If you’re waiting around on someone to explain how Donald Trump’s steel and aluminum tariffs are actually a good thing, you’re going to be waiting literally forever, because there are no “tremendous” reviews forthcoming.
That’s probably clear to you by now what with the scathing analyst commentary, the universal backlash from the international community, and the bevy of economists who have, for the better part of two years, tried desperately to explain why the protectionist bent is a road to nowhere at best and a road to economic hell in America at worst.
One of the points we and others have made over the past several days is that this complicates things for the Fed at a time when things didn’t need to get anymore complicated.
There was already a material risk that the normalization effort would go off the rails in the event inflation suddenly picked up and forced a Yellen-led FOMC to try and manage expectations and engineer a soft landing in the event they were forced to hike more aggressively than the market was anticipating.
Then Trump (basically) fired Yellen.
About two months after that, he signed a deficit- funded tax cut into law, ensuring that Treasury’s borrowing needs would increase just as the Fed embarked on an effort to let the balance sheet rundown. Then, Trump plunged further into the fiscal abyss with the spending bill, further exacerbating the situation and again raising the odds that inflation overshoots.
Now, with the tariffs, he’s simultaneously jeopardizing the economy (the downstream costs of the tariffs will invariably outweigh whatever benefits accrue to the aluminum and steel industries) and inviting more upward pressure on prices at a time when the fiscal stimulus he’s piling atop an economy at full employment all but ensures that the Fed will be forced to accelerate the timeline on hikes.
And because he just couldn’t stand the prospect of not being able to say he changed something when given the chance, we now have to navigate this without Yellen.
It’s a fucking disaster in the making and someone who apparently realizes that is uber dove (and man who has some crazy ass eyes) Neel Kashkari.
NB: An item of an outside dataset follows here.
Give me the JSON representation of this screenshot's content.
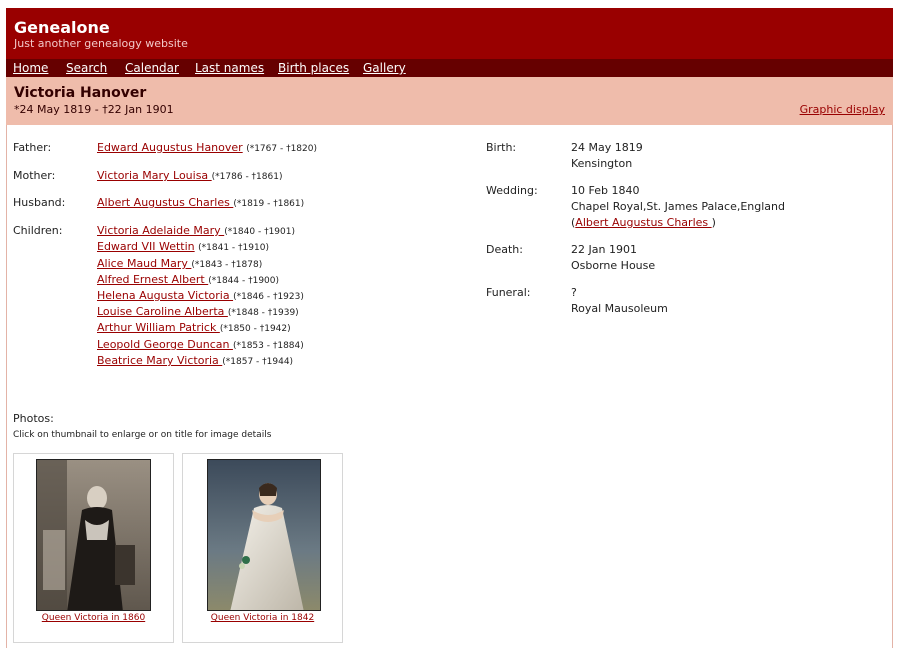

In an interview with FT, Kashkari tried to come across as measured in his assessment by conceding that he “could understand” the complaints of the protectionist contingent, but his take on the tariffs themselves was unequivocal. Here’s what he said:
If you raise steel tariffs, are the steel jobs in the US going to more than make up for the economic effect [on] everybody who is a steel consumer?
If you look narrowly at that, the answer is going to be a resounding no.
Right. And you don’t have to be an economist to understand that (of course Neel is good at crafting bailout packages, so maybe he can help when shit hits the fan).
“I am sympathetic to the desire for fair trade but I am nervous that there will be economic cost to the US economy in trying to show that the threat is credible,” he continued. And by “show that the threat is credible” he means “tilt at Chinese windmills” at the possible cost of undercutting the U.S. economy in the interest of vindicating that lunatic Peter Navarro.
Worse, it is manifestly cruel to give workers in these dead American industries a false sense of hope. They need to be integrated into the modern economy, not made to feel even more nostalgic for something that, in the final analysis, is like the parrot in the Monty Python sketch.
These industries aren’t coming back. They aren’t competitive anymore and that means that populist promises aside, they cannot be resurrected.
They’re not “just resting.” Like the Norwegian Blue, they’re “deceased”. They’ve “expired and gone to meet their maker.”
If Trump does manage to reanimate these industries temporarily, it won’t matter in the long-run. They’ll fail again eventually and at that point we’ll be right back to the Norwegian Blue scenario:
I examined these industries and I discovered that the only reason they had been sitting on their perch is because they had been nailed there.
End of story.